Georg Büchner was a writer, poet and dramatist whose dramas include Dantons Tod,1835, (Death of Danton), Leonce and Lena, 1836, and Woyzeck, 1837 concerned with social and revolutionary change in response to the contemporary intellectual ideas of Idealism, Romanticism and Realism. Büchner’s documentary novella concerns a period of mental illness in the life of Jakob Lenz, 1751-1826, a Sturm und Drang poet and friend of Goethe, whose best known plays are Der Hofmeister,1774, (The Private Tutor) and Die Soldaten,1776, (The Soldiers). The narrative relates incidents when Lenz was in the care of Johann Friedrich Oberlin,1740-1826, a pastor in the Alsace, from November 1777 to January 1778, and is based on Oberlin’s diary, and a biography of Oberlin, published in 1831. The description of the internal life of a schizophrenic character was an influential text for modernist European fiction. Büchner challenged the ideas of Idealism and Romanticism, and Lenz notably combines Naturalism with Expressionism, through a factual observation and documentation of events, with an imaginative and poetic understanding of the human psyche. The references to paintings propose the aesthetic of Dutch realist painters, such as Nicholas Maes, 1634-1693

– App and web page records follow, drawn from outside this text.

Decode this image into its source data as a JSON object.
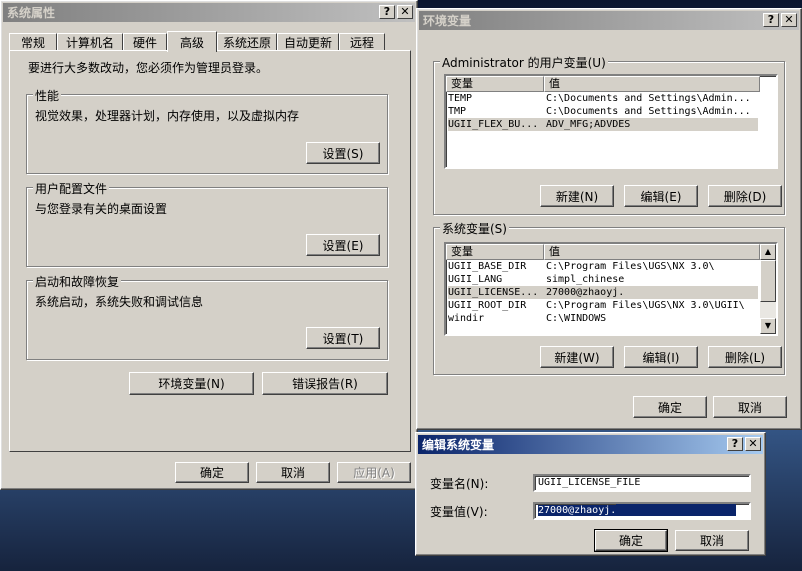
{
  "sysprops": {
    "title": "系统属性",
    "tabs": [
      "常规",
      "计算机名",
      "硬件",
      "高级",
      "系统还原",
      "自动更新",
      "远程"
    ],
    "admin_note": "要进行大多数改动，您必须作为管理员登录。",
    "perf": {
      "label": "性能",
      "desc": "视觉效果，处理器计划，内存使用，以及虚拟内存",
      "button": "设置(S)"
    },
    "profile": {
      "label": "用户配置文件",
      "desc": "与您登录有关的桌面设置",
      "button": "设置(E)"
    },
    "startup": {
      "label": "启动和故障恢复",
      "desc": "系统启动，系统失败和调试信息",
      "button": "设置(T)"
    },
    "env_button": "环境变量(N)",
    "error_button": "错误报告(R)",
    "ok": "确定",
    "cancel": "取消",
    "apply": "应用(A)"
  },
  "envvars": {
    "title": "环境变量",
    "user_group": "Administrator 的用户变量(U)",
    "col_var": "变量",
    "col_val": "值",
    "user_rows": [
      {
        "name": "TEMP",
        "value": "C:\\Documents and Settings\\Admin..."
      },
      {
        "name": "TMP",
        "value": "C:\\Documents and Settings\\Admin..."
      },
      {
        "name": "UGII_FLEX_BU...",
        "value": "ADV_MFG;ADVDES"
      }
    ],
    "user_new": "新建(N)",
    "user_edit": "编辑(E)",
    "user_delete": "删除(D)",
    "sys_group": "系统变量(S)",
    "sys_rows": [
      {
        "name": "UGII_BASE_DIR",
        "value": "C:\\Program Files\\UGS\\NX 3.0\\"
      },
      {
        "name": "UGII_LANG",
        "value": "simpl_chinese"
      },
      {
        "name": "UGII_LICENSE...",
        "value": "27000@zhaoyj."
      },
      {
        "name": "UGII_ROOT_DIR",
        "value": "C:\\Program Files\\UGS\\NX 3.0\\UGII\\"
      },
      {
        "name": "windir",
        "value": "C:\\WINDOWS"
      }
    ],
    "sys_new": "新建(W)",
    "sys_edit": "编辑(I)",
    "sys_delete": "删除(L)",
    "ok": "确定",
    "cancel": "取消"
  },
  "editvar": {
    "title": "编辑系统变量",
    "name_label": "变量名(N):",
    "name_value": "UGII_LICENSE_FILE",
    "value_label": "变量值(V):",
    "value_value": "27000@zhaoyj.",
    "ok": "确定",
    "cancel": "取消"
  }
}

Lenz is an important text as the Kunstsgepräge, or art conversation presents an argument for realism and authenticity in art – promoting the importance of detail, and a less bourgeois and broader range of society reflected in the subject matter, in preference to the predominant idealistic aesthetic.
Christoph Kaufmann,1753-1795, introduced the term Sturm und Drang (Storm and Stress) to describe the German Romantic movement. Johann Stilling,1740-1817, published studies of the Apocalypse. Idealism – the dominant aesthetic and moral culture in late eighteenth century Germany. The Old German School – fifteenth century artists such as Altdorfer, Dürer, and Grünewald. Apollo Belvedere – A Roman copy of a Greek statue of Apollo in the Vatican Belvedere. Johann Joachim Winckelmann considered it the sublime expression of Greek art, “of all the works of antiquity that have escaped destruction, the statue of Apollo represents the highest ideal of art”. Raphael Madonna – Raphael’s paintings of the Madonna embodied the Renaissance idea of ‘transfiguring the real’ as an ideal aesthetic in Weimar Classicism. Winkelmann wrote prominently about the Sistine Madonna as a highpoint of Classical and Christian art. The altarpiece was commissioned in 1512 by Pope Julius II for the church of San Sisto, Piacenza. It was purchased by Augustus III, Grand Duke of Saxony, for Dresden in 1754. The purchase price of 25 million Roman scudari, made it the most expensive painting in the world for a generation and its status as the world’s most important painting was particularly influential in Germany. Christ and the Disciples at Emmaus, a painting by Carel von Savoy, (c. 1621-1665), a pupil of Rembrandt. Buchner saw this painting in the Museum of Darmstadt.